Component data from apps and pages:
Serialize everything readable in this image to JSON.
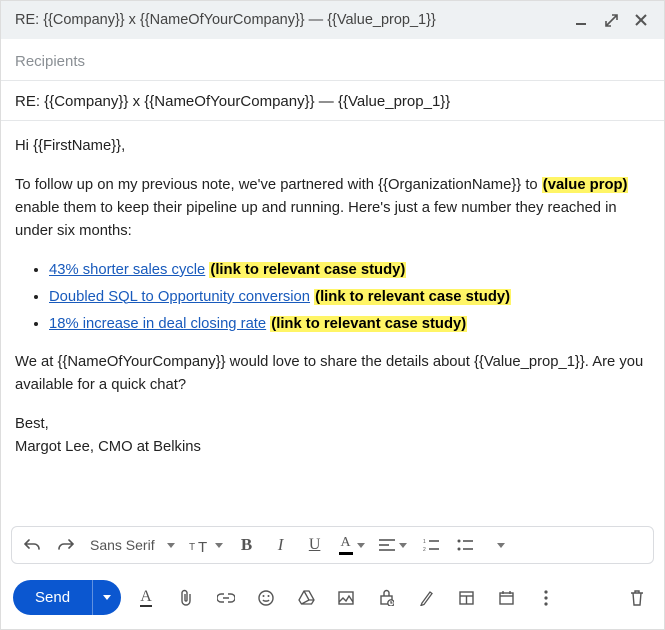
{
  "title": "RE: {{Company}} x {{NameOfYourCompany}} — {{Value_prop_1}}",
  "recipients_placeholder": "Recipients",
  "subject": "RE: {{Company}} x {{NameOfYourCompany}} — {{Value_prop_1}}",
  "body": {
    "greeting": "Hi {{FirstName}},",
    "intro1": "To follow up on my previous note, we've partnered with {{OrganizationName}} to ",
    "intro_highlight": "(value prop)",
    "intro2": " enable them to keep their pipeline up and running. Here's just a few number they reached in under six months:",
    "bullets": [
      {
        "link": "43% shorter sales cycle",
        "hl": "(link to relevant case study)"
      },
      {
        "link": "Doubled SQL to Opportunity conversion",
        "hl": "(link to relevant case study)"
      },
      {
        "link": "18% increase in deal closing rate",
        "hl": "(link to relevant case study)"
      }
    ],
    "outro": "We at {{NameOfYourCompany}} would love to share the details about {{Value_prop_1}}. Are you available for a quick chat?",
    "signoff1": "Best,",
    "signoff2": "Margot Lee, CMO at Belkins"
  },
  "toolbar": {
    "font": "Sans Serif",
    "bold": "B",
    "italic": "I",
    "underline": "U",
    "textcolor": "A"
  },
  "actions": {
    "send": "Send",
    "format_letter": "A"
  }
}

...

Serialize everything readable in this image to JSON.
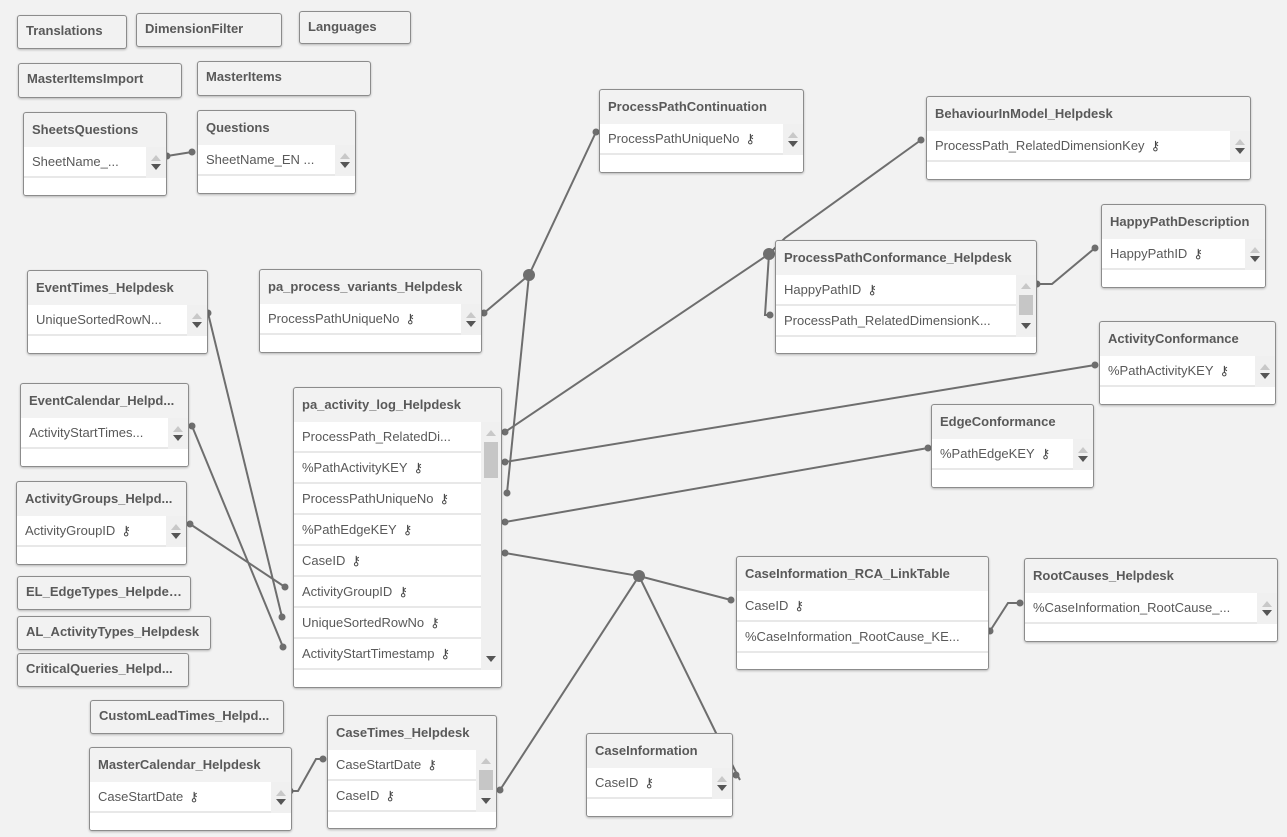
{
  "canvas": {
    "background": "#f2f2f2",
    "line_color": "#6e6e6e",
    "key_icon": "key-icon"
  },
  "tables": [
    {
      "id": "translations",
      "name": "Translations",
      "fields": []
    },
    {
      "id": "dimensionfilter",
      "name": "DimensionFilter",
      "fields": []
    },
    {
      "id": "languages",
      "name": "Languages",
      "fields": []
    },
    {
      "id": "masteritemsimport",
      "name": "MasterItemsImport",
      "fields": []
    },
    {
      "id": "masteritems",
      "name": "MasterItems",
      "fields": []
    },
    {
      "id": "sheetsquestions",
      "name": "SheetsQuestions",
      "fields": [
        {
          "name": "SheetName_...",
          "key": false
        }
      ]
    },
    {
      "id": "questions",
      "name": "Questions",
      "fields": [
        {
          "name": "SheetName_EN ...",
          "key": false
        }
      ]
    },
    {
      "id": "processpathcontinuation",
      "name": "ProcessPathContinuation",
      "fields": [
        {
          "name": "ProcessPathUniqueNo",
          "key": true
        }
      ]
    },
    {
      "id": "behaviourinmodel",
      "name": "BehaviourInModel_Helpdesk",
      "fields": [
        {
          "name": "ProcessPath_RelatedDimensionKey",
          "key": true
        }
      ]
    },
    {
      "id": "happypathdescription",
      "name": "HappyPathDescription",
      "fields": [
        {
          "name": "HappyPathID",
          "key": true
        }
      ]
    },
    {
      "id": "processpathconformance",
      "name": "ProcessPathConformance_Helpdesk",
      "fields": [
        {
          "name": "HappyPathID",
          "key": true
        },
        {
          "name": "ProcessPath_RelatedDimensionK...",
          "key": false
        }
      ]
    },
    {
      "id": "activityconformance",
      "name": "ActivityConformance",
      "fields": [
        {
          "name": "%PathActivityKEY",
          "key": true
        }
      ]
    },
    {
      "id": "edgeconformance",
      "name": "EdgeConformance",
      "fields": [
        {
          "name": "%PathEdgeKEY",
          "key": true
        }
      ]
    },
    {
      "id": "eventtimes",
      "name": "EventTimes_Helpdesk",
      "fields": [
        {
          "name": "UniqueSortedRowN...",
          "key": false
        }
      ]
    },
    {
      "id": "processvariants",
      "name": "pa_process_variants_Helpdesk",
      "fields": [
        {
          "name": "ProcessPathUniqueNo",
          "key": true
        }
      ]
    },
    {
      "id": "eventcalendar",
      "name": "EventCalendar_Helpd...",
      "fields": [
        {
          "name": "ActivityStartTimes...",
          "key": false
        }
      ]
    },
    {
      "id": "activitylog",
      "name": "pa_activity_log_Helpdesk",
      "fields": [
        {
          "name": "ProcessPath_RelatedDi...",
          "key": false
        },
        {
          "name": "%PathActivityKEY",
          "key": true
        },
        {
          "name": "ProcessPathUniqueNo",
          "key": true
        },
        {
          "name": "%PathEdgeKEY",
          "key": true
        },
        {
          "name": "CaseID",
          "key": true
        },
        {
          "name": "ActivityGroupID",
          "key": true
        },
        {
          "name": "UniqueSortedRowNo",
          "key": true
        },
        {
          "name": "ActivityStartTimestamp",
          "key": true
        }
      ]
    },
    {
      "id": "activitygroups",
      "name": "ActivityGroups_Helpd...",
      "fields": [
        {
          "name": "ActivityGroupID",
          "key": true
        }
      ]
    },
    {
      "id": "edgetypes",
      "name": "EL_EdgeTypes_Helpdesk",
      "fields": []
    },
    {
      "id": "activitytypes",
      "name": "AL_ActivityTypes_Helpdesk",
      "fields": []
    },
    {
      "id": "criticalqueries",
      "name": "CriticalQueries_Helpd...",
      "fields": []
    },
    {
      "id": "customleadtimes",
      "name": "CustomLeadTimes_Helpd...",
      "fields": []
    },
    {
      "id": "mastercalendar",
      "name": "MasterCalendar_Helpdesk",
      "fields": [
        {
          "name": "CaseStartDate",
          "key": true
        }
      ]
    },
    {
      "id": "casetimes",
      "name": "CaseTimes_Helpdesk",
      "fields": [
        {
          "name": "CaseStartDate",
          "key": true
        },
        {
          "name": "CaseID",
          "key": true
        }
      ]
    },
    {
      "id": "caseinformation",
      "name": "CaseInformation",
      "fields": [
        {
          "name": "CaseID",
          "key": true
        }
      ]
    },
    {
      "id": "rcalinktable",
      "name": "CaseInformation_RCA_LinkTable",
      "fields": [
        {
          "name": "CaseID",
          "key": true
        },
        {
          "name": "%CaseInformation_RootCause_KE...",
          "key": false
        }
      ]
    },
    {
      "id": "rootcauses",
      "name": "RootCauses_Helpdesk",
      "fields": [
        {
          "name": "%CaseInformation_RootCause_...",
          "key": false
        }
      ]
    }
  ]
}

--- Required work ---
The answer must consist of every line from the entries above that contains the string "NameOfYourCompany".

--- Task result ---
  "title": "RE: {{Company}} x {{NameOfYourCompany}} — {{Value_prop_1}}",
  "subject": "RE: {{Company}} x {{NameOfYourCompany}} — {{Value_prop_1}}",
    "outro": "We at {{NameOfYourCompany}} would love to share the details about {{Value_prop_1}}. Are you available for a quick chat?",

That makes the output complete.